───── Exercise input ─────
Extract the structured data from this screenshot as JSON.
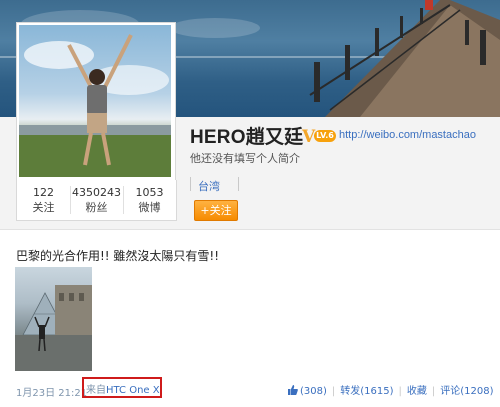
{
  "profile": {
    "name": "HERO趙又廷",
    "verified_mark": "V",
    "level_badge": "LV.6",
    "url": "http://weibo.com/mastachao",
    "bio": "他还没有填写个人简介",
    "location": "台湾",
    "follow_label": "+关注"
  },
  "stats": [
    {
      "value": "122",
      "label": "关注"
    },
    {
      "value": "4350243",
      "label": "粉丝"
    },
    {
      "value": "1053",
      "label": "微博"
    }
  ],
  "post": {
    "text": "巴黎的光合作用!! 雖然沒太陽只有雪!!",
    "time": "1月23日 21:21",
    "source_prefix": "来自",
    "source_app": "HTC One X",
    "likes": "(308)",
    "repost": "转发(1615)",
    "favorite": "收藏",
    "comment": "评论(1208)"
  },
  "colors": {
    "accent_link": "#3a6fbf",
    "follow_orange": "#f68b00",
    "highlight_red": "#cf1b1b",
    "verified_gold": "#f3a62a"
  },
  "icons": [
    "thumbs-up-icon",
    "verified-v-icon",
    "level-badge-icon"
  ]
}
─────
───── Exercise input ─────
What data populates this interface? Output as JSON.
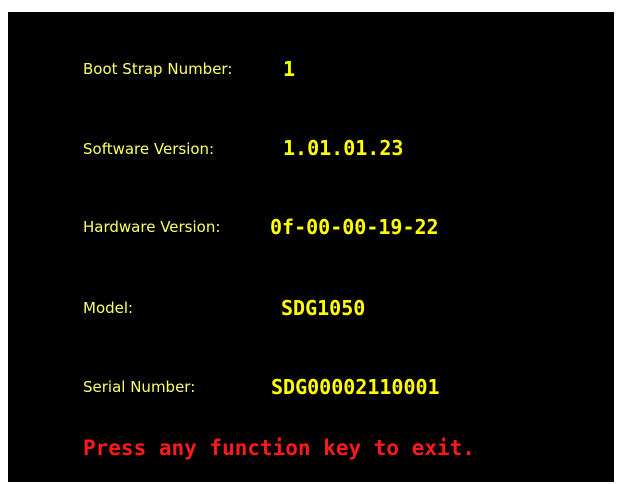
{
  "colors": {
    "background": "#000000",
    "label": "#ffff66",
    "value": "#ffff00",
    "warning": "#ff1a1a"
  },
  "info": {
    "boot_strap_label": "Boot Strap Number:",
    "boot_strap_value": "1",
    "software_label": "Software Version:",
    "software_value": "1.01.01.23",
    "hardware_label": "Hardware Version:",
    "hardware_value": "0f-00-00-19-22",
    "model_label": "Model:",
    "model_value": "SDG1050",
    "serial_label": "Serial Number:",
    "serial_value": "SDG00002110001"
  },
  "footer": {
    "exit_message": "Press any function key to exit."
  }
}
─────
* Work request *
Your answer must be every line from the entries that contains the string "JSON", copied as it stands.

* Result *
Extract the structured data from this screenshot as JSON.
What data populates this interface? Output as JSON.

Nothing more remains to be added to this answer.